WHAT THE TASK ASKS — Which lines in the records below include the word "JSON"? Report each of them in full.

•••

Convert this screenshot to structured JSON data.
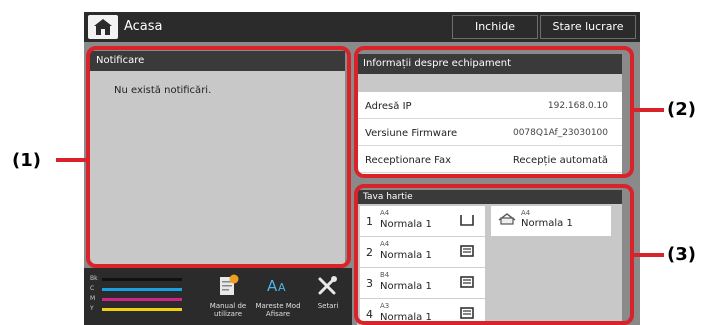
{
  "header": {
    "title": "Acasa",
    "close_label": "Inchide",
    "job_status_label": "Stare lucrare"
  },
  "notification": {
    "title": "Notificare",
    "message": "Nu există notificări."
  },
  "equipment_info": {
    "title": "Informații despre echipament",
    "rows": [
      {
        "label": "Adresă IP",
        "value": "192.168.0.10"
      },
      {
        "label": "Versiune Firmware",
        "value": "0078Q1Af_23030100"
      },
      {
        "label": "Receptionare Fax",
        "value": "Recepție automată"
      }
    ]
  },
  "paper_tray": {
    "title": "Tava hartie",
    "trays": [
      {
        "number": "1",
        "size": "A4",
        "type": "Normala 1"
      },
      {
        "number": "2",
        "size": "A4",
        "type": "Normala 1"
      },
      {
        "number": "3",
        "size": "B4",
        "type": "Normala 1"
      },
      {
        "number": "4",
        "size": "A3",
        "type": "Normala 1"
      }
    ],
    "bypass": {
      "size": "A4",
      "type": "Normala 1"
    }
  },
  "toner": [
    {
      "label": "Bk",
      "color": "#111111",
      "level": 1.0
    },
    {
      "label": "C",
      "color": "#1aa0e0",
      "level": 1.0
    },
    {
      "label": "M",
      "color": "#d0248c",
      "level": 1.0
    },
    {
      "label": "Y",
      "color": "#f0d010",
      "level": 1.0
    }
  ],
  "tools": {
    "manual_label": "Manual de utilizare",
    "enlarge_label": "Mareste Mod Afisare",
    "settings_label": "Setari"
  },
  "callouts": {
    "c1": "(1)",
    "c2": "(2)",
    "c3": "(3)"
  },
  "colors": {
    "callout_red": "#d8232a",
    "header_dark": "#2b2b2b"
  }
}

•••

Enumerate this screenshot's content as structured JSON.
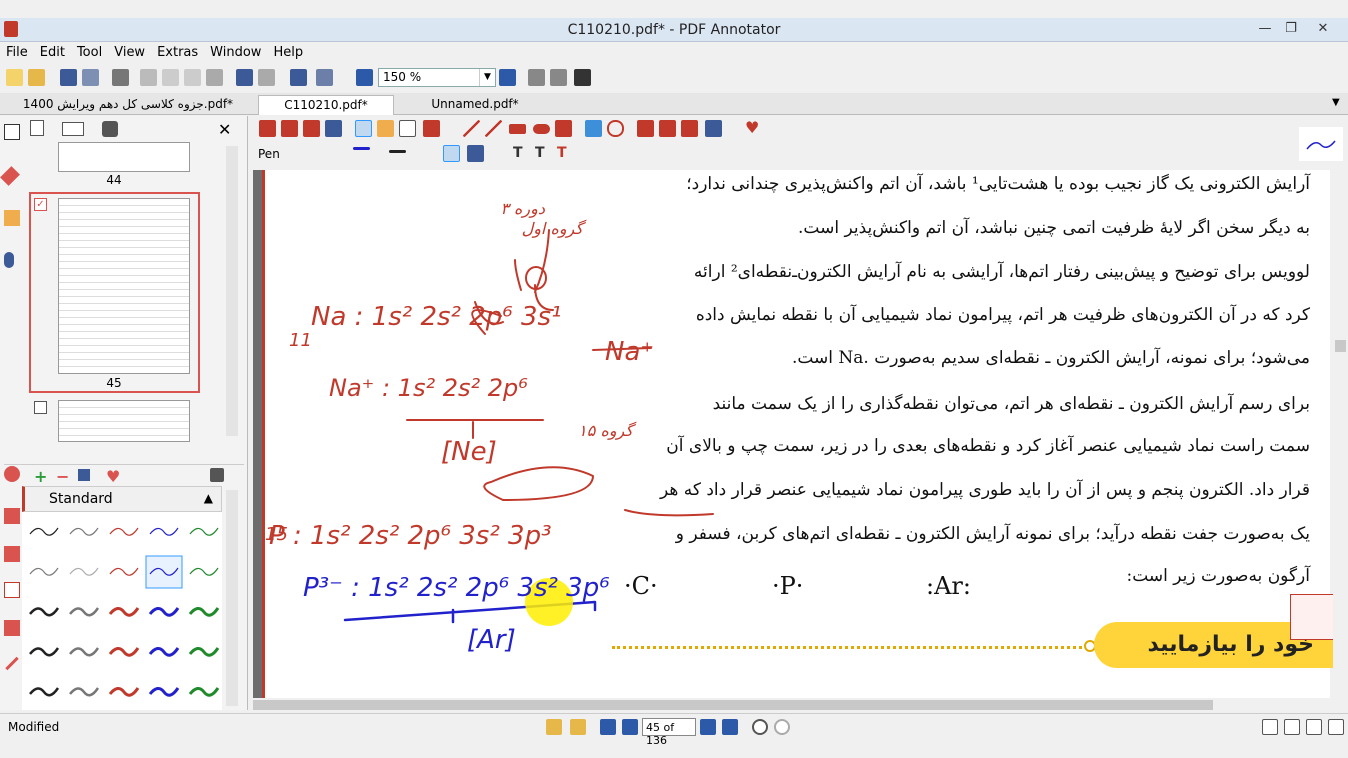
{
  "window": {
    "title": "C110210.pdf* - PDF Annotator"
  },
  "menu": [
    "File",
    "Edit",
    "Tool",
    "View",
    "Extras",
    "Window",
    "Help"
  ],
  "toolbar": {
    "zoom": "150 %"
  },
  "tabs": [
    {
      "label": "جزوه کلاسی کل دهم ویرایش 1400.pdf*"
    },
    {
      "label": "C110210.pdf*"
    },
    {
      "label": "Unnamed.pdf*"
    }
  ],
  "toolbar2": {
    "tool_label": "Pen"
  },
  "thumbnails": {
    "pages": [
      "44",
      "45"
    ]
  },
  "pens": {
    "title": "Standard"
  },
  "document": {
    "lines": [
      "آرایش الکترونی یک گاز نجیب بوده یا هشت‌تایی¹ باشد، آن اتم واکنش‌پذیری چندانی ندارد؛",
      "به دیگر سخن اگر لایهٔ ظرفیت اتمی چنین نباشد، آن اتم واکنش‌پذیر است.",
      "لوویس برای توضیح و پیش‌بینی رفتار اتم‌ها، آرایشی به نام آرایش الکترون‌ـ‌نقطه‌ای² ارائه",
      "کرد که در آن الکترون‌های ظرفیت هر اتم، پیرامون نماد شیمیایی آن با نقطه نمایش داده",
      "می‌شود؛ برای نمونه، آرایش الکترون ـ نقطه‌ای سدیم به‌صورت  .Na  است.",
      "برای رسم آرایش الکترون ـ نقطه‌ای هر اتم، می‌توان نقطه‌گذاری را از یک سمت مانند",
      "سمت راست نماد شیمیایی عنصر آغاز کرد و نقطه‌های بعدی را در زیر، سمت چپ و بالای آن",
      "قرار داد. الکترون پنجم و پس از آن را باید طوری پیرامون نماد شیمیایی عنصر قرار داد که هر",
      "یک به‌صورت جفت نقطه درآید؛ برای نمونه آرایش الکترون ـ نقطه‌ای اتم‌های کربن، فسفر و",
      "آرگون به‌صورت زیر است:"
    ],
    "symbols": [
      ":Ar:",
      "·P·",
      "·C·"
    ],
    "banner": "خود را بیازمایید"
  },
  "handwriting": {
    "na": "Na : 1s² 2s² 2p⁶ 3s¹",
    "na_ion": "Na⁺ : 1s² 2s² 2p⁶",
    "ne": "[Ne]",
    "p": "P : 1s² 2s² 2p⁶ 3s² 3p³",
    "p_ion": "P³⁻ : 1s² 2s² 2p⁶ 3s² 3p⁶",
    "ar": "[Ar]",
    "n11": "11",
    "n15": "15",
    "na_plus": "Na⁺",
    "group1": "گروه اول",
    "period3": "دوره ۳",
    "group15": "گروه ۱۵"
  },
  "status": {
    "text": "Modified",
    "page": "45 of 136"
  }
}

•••

RESPONSE TO THE TASK —
Convert this screenshot to structured JSON data.
Enumerate this screenshot's content as structured JSON.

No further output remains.